** Information shown follows **

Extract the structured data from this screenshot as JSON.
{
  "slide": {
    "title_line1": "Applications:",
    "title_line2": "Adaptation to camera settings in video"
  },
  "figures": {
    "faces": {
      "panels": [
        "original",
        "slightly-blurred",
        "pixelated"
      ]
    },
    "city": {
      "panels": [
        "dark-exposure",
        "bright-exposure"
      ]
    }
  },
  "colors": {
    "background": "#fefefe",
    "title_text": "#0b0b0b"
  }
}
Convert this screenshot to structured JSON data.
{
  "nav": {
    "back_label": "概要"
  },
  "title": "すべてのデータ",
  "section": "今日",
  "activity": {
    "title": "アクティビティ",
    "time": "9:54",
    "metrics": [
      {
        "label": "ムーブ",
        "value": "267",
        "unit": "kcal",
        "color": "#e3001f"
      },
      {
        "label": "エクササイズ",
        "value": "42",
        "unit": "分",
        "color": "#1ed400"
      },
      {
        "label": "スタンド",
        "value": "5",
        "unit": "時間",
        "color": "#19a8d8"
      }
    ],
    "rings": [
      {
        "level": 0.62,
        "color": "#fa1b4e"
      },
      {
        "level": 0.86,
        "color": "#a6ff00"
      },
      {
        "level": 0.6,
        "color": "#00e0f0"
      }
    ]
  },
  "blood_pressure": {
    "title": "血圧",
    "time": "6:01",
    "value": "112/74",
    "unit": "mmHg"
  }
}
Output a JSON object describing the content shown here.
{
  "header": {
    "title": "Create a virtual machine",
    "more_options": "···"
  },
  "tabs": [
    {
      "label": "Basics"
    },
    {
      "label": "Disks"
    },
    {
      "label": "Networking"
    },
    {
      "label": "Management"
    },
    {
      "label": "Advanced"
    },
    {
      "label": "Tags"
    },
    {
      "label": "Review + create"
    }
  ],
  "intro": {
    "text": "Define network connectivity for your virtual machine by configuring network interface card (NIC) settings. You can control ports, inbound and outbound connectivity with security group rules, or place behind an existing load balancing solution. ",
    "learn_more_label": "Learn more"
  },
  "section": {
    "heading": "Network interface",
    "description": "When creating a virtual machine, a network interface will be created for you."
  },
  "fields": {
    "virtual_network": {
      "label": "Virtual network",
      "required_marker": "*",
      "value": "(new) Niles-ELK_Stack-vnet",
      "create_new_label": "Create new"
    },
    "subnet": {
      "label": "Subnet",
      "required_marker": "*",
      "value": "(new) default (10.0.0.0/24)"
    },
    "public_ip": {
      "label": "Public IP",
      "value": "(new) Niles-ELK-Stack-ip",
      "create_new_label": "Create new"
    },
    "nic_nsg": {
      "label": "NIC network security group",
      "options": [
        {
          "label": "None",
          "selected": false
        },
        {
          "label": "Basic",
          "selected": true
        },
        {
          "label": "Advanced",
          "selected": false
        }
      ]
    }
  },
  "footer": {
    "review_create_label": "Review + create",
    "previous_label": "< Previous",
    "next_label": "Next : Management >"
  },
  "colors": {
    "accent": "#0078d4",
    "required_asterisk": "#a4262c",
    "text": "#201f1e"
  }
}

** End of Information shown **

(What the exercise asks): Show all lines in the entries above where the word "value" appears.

(Answer to this exercise):
        "value": "267",
        "value": "42",
        "value": "5",
    "value": "112/74",
      "value": "(new) Niles-ELK_Stack-vnet",
      "value": "(new) default (10.0.0.0/24)"
      "value": "(new) Niles-ELK-Stack-ip",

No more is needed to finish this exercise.